▸ Problem to work on
Look for the word "الاكسيل" in the entries and copy every line where it shows up.

Stored entries:

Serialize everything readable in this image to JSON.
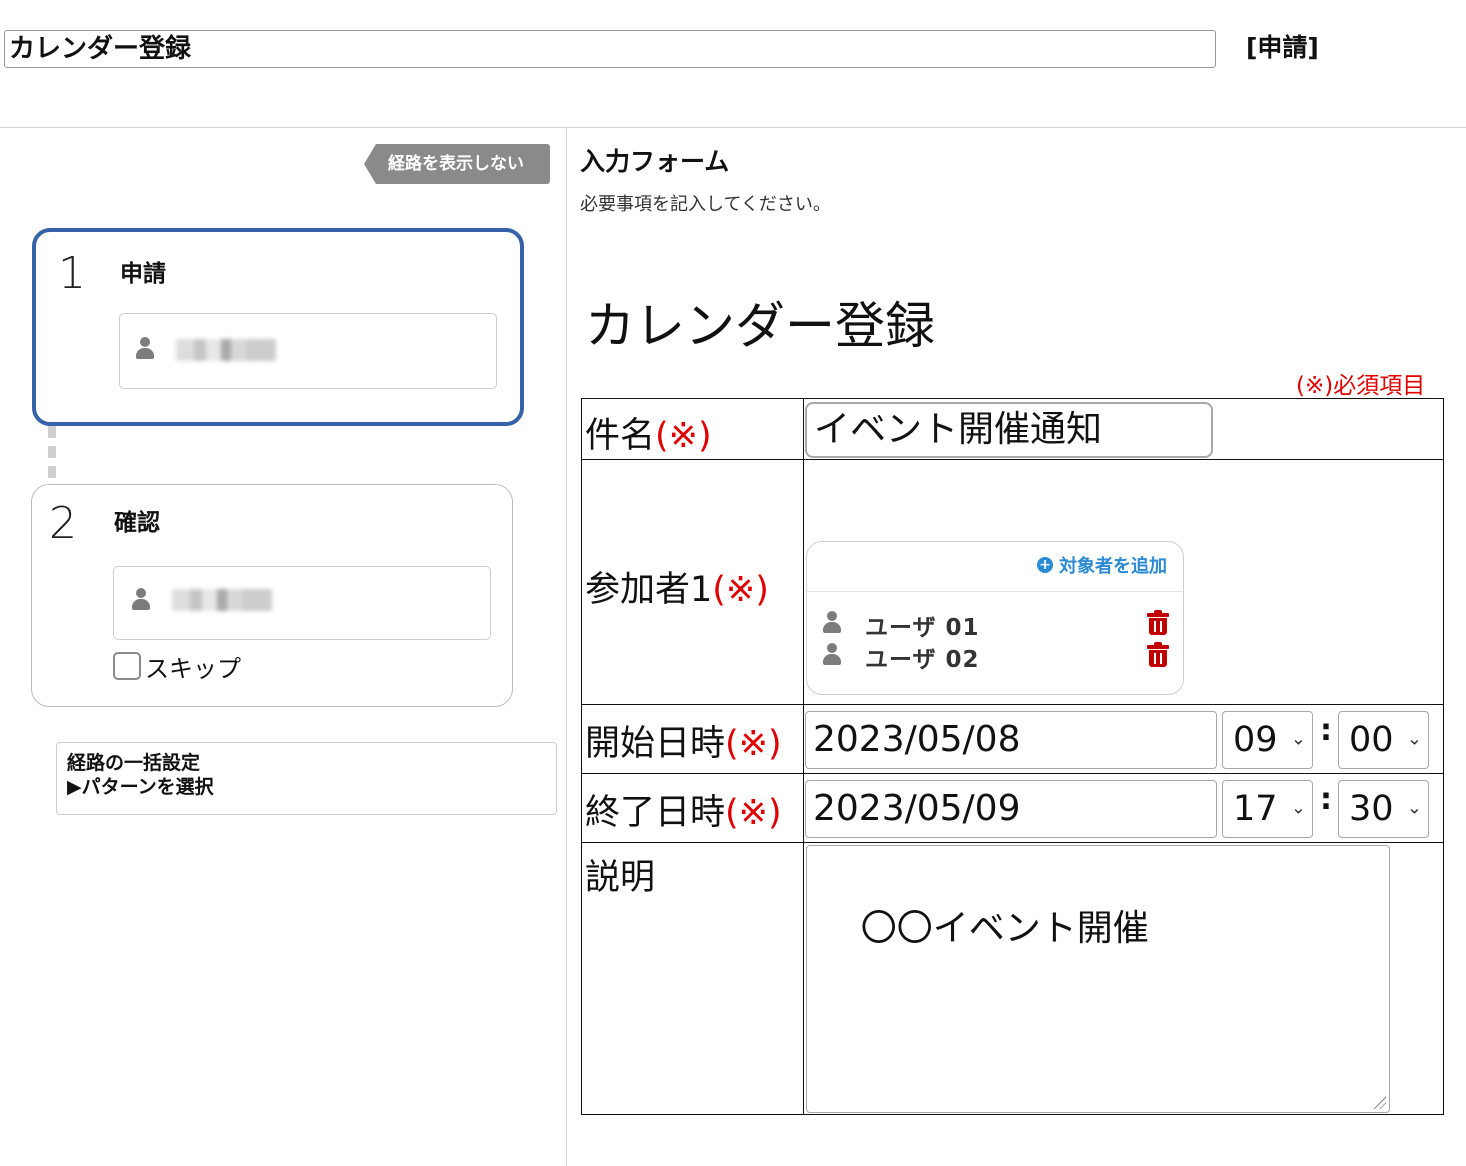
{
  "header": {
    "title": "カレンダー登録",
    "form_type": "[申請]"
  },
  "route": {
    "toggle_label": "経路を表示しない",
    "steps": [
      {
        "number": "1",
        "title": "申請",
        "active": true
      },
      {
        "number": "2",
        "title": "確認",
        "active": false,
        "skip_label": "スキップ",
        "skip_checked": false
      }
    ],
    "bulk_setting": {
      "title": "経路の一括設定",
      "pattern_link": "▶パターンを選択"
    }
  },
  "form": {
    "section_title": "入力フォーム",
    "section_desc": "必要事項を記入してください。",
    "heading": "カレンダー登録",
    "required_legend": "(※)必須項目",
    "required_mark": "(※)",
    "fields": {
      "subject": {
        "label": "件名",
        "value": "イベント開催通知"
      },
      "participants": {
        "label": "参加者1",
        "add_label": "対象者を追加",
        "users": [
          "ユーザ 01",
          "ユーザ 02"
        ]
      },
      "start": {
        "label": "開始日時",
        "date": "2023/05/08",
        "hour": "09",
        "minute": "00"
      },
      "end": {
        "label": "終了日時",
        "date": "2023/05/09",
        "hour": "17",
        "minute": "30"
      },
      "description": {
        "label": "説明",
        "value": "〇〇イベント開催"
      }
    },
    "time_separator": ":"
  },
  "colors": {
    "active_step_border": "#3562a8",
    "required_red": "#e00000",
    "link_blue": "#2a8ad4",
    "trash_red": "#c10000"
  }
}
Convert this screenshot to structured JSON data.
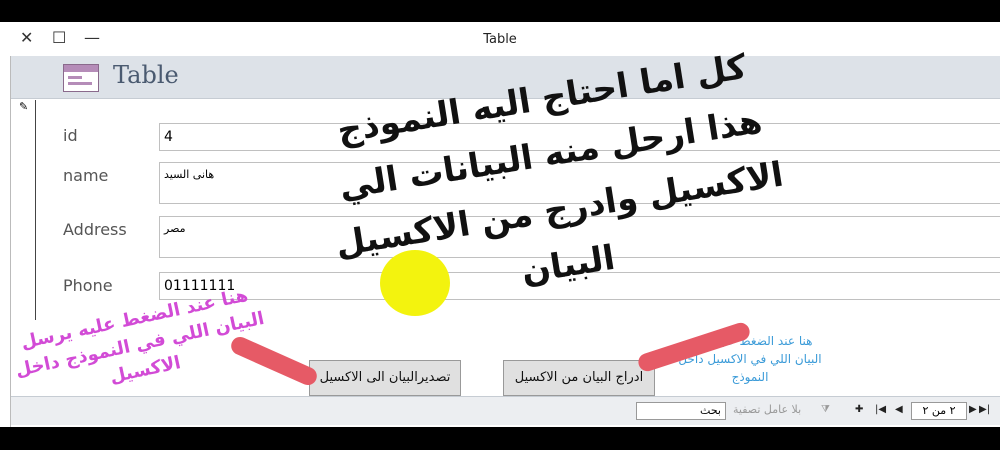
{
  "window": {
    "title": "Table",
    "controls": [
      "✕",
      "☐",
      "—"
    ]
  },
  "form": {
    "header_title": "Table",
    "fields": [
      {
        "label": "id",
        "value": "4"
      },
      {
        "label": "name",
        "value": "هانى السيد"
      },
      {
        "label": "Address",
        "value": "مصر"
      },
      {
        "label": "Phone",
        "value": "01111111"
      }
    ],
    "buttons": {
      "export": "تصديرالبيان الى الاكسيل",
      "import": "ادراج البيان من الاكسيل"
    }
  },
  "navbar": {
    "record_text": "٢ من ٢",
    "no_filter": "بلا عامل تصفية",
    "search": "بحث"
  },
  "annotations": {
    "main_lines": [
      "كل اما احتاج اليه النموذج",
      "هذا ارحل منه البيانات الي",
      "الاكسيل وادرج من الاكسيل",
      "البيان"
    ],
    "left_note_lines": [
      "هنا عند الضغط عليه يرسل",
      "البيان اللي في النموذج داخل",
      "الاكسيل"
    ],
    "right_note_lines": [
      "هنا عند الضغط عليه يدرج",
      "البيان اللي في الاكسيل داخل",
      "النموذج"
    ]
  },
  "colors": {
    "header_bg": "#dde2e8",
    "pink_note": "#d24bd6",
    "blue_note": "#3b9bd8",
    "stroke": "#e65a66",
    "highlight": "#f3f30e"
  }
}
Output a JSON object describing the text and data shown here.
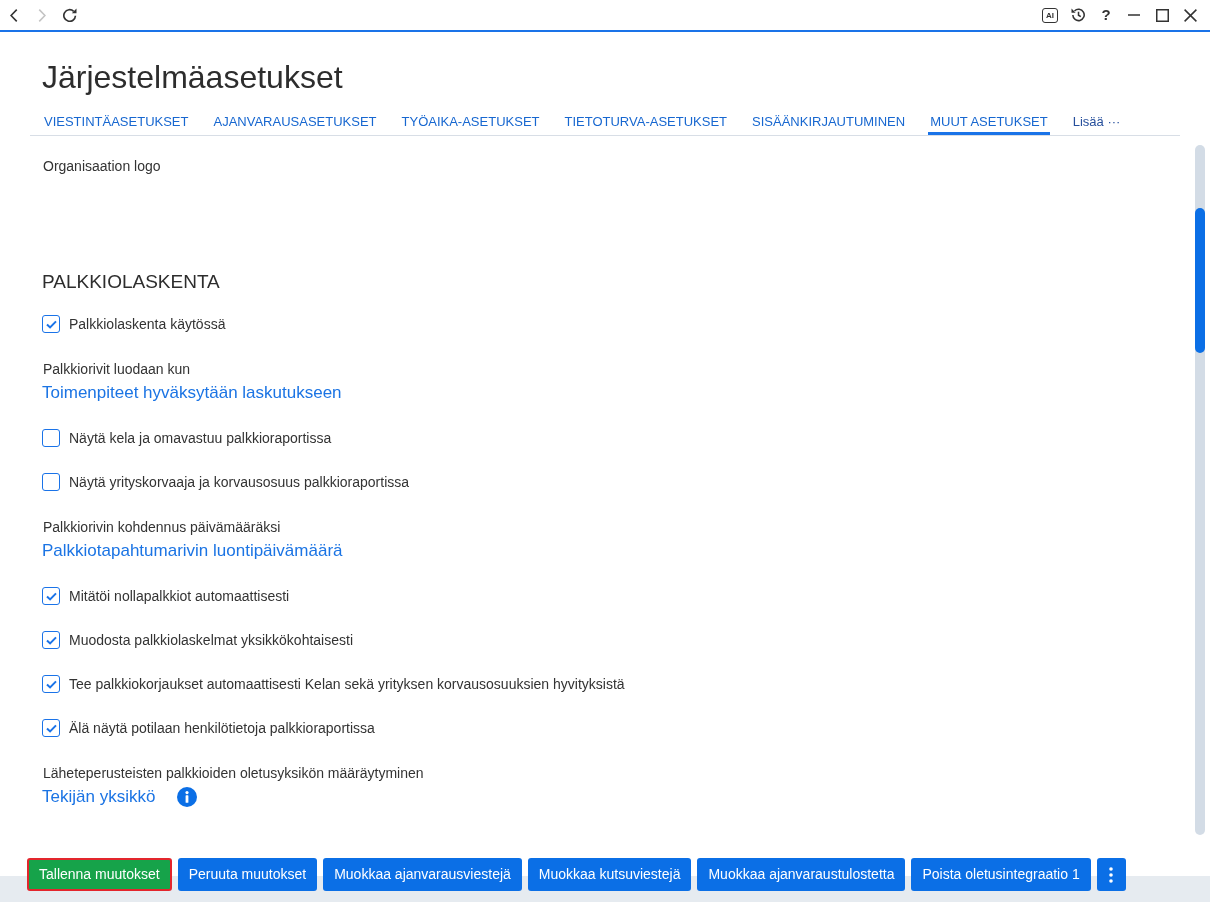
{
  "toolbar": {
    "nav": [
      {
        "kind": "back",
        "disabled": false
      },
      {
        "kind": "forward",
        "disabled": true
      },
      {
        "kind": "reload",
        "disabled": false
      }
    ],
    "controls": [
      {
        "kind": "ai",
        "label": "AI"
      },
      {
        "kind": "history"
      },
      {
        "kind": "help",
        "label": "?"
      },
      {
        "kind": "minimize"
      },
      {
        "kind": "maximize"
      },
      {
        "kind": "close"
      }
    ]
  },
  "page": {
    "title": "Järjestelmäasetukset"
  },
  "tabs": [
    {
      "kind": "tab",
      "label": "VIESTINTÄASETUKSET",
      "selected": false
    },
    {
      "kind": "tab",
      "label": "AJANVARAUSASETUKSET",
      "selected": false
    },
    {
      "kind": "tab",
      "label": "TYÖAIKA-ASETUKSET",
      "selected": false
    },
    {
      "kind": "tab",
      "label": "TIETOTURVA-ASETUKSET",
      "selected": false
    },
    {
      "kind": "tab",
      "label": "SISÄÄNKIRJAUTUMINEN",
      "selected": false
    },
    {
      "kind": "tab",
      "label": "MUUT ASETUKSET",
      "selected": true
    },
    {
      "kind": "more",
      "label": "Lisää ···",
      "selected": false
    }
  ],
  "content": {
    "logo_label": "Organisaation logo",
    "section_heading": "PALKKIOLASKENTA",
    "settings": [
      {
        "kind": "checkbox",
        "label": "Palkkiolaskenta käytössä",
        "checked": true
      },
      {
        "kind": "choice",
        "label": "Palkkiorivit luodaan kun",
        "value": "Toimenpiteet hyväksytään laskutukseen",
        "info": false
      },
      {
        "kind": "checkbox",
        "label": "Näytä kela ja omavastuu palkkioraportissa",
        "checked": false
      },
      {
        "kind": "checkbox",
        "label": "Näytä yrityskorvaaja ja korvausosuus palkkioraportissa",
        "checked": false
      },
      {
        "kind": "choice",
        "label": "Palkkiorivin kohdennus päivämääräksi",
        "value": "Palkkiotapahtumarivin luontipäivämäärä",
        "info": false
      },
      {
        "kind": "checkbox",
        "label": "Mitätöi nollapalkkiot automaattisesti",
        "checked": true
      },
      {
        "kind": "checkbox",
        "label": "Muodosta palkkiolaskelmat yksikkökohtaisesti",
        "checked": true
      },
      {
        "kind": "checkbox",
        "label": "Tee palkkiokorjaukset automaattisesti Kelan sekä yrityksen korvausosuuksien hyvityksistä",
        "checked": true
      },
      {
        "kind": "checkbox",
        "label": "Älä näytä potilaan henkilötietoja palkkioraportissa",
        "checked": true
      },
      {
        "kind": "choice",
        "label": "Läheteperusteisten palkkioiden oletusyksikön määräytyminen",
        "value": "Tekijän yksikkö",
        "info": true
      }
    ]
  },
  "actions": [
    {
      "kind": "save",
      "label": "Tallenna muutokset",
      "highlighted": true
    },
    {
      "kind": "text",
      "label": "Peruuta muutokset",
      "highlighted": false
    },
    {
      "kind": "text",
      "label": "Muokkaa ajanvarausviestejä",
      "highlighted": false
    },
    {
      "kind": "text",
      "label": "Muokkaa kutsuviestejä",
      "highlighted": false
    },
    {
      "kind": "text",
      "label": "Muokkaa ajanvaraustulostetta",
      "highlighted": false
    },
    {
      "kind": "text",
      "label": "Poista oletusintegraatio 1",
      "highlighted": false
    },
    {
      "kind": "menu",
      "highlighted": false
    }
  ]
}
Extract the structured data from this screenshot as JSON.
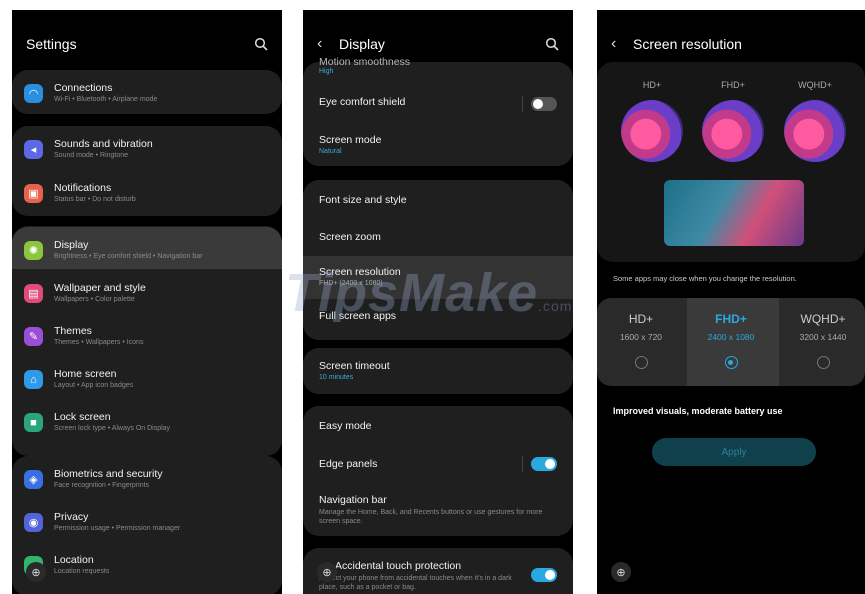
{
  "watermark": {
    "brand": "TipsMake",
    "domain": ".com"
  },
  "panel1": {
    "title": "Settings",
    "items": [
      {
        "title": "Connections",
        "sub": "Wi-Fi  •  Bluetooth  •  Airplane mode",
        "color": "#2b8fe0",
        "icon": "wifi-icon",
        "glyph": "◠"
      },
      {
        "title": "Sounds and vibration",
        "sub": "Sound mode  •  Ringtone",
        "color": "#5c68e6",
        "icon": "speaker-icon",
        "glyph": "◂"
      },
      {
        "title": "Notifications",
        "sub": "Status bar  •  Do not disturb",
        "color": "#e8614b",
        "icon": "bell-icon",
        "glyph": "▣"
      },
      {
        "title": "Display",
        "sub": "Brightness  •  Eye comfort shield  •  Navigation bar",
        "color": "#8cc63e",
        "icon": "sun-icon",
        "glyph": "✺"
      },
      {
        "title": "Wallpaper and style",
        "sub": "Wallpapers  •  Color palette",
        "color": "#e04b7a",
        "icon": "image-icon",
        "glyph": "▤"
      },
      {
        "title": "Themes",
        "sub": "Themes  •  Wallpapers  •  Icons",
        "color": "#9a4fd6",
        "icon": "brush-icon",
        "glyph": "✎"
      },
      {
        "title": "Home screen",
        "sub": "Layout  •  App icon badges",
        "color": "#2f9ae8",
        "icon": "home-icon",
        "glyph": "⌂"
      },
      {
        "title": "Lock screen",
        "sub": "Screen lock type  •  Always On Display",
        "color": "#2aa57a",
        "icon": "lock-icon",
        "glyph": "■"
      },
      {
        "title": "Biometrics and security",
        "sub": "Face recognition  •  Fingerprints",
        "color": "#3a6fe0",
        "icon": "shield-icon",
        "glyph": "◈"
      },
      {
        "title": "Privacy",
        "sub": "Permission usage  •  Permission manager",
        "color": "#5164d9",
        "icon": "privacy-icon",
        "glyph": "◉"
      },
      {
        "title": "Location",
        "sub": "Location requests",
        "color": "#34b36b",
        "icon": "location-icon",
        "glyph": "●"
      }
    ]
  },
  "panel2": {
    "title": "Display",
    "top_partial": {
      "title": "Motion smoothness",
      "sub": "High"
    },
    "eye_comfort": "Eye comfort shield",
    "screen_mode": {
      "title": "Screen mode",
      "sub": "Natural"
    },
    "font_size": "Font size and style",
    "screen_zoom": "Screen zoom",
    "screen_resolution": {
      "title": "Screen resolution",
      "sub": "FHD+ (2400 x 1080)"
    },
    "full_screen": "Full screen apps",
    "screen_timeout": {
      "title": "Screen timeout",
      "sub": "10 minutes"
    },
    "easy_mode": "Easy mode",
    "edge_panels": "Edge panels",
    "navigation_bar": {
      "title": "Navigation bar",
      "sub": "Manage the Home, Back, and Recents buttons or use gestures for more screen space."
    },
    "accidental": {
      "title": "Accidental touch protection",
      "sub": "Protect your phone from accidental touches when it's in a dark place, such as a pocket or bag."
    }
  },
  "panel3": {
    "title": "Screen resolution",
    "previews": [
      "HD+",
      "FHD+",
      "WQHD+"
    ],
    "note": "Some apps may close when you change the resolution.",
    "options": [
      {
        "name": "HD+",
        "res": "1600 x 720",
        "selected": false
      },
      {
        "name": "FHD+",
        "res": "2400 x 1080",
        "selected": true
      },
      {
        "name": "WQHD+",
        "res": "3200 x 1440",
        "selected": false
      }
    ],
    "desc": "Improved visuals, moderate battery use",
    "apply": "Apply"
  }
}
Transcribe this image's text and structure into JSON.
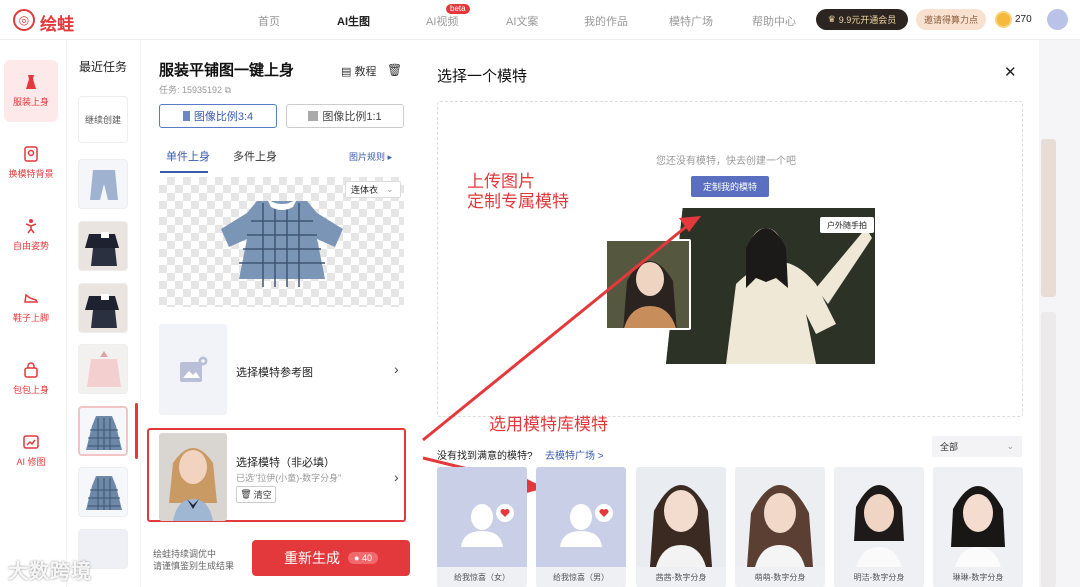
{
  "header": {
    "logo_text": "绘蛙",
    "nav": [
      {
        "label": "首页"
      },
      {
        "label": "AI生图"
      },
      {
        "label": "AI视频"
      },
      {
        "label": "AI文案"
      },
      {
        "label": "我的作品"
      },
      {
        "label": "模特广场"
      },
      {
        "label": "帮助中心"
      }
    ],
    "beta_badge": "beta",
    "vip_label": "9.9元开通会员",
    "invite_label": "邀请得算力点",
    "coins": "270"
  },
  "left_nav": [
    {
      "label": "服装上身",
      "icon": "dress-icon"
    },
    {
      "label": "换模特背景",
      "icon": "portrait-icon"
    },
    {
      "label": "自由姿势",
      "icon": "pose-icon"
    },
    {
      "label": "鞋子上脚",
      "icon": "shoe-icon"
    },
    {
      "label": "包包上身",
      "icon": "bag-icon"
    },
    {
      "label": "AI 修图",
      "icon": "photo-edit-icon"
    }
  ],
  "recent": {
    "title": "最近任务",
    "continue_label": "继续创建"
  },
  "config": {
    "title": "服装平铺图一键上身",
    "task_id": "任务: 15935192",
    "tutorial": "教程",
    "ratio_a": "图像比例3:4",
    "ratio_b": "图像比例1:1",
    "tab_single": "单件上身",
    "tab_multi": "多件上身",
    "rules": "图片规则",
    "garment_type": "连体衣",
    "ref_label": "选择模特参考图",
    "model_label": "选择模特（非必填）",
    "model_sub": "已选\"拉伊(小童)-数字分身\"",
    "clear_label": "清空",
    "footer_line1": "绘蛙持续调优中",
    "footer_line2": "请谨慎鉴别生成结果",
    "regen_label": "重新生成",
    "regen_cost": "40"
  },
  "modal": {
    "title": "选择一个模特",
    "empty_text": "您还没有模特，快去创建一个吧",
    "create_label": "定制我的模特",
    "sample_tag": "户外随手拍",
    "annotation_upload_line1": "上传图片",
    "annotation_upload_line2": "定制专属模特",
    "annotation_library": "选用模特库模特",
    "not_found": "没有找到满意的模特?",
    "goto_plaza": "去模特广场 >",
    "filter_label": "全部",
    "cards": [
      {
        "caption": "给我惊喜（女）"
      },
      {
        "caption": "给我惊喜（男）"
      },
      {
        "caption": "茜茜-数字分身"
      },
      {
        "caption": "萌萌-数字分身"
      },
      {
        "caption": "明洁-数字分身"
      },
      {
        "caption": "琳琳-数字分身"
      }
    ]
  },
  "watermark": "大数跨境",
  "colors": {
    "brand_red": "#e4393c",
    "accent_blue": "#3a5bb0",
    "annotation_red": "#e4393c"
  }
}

▸ Finished exercise
      "export": "تصديرالبيان الى الاكسيل",
      "import": "ادراج البيان من الاكسيل"
      "الاكسيل وادرج من الاكسيل",
      "الاكسيل"
      "البيان اللي في الاكسيل داخل",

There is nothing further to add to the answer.